(Page and application data records)
========================================

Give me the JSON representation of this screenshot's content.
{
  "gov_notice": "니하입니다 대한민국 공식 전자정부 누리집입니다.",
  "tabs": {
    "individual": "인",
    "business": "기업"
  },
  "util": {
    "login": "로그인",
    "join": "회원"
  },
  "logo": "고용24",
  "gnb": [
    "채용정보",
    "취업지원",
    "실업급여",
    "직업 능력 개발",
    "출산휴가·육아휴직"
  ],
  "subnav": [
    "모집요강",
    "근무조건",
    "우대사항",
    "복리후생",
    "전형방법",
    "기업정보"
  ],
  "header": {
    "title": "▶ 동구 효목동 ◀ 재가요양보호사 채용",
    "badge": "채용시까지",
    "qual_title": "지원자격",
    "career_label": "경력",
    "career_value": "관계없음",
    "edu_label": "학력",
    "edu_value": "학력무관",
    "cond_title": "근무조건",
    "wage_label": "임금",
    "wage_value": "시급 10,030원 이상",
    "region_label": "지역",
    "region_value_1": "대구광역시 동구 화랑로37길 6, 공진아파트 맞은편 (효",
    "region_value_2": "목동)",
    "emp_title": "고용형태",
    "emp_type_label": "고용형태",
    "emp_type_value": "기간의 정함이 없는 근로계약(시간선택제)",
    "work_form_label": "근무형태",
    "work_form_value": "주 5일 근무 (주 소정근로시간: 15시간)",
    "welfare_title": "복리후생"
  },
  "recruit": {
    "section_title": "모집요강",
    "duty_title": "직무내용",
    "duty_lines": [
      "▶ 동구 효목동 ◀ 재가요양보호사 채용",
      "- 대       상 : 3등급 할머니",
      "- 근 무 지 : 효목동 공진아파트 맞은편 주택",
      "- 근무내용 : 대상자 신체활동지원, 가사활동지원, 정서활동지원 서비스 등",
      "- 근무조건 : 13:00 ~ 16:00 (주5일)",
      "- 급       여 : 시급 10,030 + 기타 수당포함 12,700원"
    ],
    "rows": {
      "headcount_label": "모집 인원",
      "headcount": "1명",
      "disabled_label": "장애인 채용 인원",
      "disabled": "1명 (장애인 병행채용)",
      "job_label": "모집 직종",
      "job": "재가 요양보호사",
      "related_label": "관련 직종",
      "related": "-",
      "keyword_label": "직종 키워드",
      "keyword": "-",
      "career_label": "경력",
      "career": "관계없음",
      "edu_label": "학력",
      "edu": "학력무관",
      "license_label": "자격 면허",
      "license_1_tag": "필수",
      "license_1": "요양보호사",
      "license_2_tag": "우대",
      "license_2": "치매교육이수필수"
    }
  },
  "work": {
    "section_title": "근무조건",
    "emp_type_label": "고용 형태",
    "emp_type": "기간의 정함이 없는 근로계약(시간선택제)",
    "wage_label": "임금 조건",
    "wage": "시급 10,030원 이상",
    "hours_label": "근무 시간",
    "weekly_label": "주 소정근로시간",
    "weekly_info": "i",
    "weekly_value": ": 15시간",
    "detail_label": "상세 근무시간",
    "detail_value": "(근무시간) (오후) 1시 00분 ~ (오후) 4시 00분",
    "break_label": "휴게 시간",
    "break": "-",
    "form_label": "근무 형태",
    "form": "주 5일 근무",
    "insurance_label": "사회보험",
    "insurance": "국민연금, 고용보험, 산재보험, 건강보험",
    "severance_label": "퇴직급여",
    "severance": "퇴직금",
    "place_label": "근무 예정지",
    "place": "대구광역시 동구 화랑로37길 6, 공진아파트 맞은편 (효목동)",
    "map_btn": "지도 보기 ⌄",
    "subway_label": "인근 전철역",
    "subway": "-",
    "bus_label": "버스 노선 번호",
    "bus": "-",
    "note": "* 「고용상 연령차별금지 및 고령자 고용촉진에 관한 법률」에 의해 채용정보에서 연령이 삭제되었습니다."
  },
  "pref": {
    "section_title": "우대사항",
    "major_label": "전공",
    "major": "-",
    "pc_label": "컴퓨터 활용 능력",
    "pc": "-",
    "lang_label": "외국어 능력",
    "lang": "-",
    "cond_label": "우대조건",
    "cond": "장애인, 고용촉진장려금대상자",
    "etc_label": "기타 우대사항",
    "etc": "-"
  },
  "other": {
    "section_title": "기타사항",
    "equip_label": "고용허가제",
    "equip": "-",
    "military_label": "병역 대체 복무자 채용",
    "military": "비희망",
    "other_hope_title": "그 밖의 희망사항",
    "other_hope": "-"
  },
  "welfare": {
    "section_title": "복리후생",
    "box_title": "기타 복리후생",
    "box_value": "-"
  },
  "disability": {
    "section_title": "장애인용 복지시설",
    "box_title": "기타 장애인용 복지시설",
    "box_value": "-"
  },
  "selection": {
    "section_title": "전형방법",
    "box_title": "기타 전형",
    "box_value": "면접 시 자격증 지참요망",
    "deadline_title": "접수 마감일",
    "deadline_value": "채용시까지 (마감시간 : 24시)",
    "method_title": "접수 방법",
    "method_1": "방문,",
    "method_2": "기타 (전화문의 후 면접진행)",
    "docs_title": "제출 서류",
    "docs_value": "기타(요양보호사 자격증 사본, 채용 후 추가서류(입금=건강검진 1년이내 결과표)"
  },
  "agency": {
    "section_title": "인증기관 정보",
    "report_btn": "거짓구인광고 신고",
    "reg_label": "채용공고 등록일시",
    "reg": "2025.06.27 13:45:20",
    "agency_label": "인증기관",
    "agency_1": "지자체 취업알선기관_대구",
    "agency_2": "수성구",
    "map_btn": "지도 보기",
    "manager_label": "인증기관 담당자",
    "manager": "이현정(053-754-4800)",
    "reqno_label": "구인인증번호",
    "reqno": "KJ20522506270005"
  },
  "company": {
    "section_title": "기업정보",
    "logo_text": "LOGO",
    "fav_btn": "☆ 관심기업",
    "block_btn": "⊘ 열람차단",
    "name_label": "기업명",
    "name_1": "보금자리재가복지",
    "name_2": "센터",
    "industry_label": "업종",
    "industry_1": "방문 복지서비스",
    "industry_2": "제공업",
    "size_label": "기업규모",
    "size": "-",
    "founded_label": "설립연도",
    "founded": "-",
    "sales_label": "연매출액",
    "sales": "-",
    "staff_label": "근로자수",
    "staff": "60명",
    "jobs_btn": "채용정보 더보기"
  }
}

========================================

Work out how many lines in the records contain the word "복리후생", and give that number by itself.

WRITTEN REPLY: 4